Locate every line in the records below that holds the word "this" and return each one.

* _Stored items from a collection_:
=====

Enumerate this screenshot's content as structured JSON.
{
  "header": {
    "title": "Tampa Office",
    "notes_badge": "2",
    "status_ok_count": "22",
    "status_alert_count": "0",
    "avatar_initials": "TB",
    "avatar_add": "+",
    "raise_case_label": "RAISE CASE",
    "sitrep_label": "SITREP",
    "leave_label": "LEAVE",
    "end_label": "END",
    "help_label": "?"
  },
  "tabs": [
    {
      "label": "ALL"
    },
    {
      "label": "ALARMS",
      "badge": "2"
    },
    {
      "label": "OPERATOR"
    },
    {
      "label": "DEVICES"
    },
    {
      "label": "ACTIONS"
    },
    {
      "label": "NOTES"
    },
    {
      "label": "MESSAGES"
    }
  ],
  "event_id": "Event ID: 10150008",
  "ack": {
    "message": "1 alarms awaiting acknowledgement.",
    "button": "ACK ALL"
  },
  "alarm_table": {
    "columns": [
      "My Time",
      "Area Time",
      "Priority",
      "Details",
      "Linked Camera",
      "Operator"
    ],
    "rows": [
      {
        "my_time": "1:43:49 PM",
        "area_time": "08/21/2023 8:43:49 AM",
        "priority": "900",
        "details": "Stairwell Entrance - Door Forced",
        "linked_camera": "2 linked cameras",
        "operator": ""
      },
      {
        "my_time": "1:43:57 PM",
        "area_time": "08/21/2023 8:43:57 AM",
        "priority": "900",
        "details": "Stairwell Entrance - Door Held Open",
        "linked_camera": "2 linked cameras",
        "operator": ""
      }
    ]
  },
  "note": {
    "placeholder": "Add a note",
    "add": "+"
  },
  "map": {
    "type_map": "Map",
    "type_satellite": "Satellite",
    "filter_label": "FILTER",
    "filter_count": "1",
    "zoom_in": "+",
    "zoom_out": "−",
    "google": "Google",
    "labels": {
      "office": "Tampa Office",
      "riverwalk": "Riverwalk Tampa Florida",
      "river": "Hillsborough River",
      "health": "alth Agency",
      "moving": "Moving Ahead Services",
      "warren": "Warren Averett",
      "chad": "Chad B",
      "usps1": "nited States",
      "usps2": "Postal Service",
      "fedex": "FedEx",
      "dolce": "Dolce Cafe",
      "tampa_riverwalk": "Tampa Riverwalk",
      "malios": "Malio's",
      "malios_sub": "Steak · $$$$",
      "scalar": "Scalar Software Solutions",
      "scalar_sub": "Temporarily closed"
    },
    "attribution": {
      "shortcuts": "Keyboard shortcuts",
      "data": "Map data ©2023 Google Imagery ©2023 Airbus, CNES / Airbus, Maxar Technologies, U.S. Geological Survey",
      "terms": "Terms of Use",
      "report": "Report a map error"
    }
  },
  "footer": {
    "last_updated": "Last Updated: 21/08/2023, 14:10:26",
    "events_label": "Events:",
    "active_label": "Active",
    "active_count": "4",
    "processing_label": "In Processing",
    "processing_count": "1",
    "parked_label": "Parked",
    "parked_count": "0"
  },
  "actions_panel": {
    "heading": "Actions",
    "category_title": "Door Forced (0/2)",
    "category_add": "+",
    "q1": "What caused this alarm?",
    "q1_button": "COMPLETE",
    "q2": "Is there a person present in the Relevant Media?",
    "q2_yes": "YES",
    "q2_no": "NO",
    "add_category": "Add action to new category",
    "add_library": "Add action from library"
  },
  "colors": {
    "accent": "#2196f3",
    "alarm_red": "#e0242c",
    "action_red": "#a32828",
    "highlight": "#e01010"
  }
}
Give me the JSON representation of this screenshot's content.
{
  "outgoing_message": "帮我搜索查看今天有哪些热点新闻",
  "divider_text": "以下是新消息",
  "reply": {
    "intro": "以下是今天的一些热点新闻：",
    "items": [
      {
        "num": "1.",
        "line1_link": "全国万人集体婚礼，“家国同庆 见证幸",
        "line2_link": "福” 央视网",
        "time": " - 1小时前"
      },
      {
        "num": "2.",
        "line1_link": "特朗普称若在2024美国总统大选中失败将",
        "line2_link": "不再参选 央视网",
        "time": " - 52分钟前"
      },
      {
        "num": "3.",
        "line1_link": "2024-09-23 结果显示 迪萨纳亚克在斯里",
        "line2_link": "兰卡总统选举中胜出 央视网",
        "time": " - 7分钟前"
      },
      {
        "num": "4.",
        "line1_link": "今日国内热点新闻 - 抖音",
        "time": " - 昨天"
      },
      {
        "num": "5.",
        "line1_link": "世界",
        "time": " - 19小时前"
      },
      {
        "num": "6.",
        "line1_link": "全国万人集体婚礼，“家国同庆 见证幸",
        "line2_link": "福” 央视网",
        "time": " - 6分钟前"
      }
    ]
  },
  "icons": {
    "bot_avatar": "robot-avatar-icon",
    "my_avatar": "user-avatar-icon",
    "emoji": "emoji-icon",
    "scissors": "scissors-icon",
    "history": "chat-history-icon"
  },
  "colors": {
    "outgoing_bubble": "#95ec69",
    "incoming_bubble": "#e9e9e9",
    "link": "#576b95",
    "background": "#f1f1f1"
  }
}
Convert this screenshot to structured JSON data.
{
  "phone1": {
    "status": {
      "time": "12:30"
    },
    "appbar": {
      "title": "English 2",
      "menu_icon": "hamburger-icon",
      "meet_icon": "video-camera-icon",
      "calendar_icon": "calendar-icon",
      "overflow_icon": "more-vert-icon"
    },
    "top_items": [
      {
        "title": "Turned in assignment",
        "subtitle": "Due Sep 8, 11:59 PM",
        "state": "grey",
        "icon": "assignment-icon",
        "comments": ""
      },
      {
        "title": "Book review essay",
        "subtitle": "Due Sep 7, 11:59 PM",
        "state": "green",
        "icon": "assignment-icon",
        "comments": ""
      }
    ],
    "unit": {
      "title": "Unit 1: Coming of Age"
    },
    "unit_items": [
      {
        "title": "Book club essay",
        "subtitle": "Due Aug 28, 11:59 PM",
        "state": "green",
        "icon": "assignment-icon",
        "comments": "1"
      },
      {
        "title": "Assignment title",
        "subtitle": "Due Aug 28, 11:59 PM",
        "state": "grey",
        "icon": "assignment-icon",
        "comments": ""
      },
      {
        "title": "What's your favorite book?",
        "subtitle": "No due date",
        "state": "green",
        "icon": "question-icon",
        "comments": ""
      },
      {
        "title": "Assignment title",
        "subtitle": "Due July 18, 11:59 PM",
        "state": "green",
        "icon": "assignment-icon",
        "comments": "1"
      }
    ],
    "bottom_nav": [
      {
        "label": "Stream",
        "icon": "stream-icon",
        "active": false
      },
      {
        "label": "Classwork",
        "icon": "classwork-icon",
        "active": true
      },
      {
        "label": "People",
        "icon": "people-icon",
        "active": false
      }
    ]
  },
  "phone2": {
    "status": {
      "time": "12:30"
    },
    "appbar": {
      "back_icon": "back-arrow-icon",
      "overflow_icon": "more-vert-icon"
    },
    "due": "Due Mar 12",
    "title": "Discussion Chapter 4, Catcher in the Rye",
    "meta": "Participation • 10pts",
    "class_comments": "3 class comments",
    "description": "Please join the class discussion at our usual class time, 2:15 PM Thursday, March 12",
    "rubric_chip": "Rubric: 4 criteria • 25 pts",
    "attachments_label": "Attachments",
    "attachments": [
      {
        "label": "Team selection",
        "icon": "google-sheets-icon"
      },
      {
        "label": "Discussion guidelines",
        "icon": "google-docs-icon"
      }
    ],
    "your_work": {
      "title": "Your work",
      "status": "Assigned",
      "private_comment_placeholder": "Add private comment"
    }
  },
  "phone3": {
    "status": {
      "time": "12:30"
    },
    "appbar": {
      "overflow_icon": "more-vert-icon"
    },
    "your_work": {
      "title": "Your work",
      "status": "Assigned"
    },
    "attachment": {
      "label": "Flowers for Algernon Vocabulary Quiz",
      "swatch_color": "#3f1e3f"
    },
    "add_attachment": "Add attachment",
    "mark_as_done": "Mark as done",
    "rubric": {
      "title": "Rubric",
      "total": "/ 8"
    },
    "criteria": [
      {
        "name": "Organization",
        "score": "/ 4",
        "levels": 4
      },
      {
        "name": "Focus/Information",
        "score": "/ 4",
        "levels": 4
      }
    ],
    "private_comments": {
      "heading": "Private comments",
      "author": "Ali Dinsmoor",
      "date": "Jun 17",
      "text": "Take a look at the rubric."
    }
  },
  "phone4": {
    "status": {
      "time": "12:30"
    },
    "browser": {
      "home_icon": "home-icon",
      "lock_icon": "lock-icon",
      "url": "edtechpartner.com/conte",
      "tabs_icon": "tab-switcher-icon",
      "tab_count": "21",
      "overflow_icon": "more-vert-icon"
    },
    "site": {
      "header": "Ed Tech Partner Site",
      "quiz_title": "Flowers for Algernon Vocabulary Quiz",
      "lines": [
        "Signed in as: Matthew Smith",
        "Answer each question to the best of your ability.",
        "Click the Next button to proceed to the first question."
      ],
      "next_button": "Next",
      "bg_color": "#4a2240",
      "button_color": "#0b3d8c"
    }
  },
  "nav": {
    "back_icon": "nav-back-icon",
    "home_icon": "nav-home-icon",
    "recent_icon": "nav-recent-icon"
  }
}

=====

* _Task response_:
Enumerate this screenshot's content as structured JSON.
    "q1": "What caused this alarm?",
Give me the JSON representation of this screenshot's content.
Convert this screenshot to structured JSON data.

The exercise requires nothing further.